Tuesday, November 13, 2018, 12:37


Bleeds mean areas located at the very edge, that go beyond the line of cutting. This area usual is about 2 mm long, and is necessary, so the process of trimming (cutting out) wont leave white margins on the edge.

Like in any other type of professional equipment, the cutters and trimmers have decreasing in time accuracy, usually specified by the producer. This is due to thickness of the blade (which does not equal zero). Therefore, the area of the printed paper which will be trimmed is usually slightly wider then line drawn on the image.

Another cause of this inaccuracy is the lack of precision of printing presses. The position of the trimming line is usually given as its distance from the edge of the sheet. If, in the process of printing said distance would slightly change, the knife may or may not (and usually will not) hit precisely the place it should.

What then? If the is no bleed on the image, and the knife have trimmed on the area beyond the margins, there will be a thick white line, which will contrast with colored image in a unsightly manner.

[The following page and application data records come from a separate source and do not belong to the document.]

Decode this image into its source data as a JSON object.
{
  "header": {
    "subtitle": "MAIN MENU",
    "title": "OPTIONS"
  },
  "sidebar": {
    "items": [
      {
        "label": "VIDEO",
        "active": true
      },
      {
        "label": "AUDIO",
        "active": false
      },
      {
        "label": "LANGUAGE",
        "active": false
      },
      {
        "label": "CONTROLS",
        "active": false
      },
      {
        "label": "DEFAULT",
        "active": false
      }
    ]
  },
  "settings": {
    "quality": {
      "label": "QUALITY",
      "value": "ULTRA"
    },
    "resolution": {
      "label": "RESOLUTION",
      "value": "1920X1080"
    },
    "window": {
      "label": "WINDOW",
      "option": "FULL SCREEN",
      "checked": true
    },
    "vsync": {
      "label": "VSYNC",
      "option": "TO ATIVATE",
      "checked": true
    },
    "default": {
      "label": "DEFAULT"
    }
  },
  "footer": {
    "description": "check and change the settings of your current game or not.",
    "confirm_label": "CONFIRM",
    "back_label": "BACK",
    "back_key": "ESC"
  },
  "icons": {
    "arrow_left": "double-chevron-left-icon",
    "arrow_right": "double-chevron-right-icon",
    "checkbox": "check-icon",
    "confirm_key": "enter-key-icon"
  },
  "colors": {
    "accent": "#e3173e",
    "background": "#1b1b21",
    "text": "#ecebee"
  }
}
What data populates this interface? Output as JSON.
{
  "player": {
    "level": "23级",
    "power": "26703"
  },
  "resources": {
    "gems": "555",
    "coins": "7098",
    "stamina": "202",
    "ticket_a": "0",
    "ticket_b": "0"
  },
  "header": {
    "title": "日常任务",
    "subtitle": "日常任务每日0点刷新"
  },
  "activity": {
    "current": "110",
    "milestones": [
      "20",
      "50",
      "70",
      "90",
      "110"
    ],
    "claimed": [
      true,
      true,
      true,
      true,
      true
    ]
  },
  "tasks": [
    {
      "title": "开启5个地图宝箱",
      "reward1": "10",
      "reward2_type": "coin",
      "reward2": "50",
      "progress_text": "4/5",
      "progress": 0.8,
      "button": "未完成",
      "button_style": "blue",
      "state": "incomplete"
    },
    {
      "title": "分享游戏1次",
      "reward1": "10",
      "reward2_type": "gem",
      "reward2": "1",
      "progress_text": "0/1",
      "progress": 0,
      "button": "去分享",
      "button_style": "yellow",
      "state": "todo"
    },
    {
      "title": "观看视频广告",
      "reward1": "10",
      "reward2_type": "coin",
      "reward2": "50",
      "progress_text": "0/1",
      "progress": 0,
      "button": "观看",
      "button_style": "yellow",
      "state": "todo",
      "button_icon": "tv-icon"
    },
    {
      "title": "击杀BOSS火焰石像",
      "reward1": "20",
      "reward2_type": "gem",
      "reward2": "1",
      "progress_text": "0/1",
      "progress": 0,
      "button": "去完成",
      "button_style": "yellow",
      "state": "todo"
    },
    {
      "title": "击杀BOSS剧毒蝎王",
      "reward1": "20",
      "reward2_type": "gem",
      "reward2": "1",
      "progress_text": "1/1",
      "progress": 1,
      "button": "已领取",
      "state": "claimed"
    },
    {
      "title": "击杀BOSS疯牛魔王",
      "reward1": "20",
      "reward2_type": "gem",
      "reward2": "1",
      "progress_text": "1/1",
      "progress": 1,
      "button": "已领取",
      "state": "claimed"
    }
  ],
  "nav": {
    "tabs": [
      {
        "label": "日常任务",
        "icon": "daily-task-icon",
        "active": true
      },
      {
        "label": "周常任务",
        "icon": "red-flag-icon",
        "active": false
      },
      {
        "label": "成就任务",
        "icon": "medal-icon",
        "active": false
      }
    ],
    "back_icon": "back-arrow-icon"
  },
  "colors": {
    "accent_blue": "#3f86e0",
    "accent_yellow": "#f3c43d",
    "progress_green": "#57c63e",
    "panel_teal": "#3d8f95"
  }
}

It’s always good to keep in mind those additional two millimeters on each side of your image. It should be noted, that 2 mm bleeds are not a part of given image, but the elements that will stick out beyond the area of use. That means we wont get a proper bleed by just up scaling the whole image. In modern graphic software, option to add proper bleeds is usually automatic, just remember about selecting the appropriate option while exporting a file.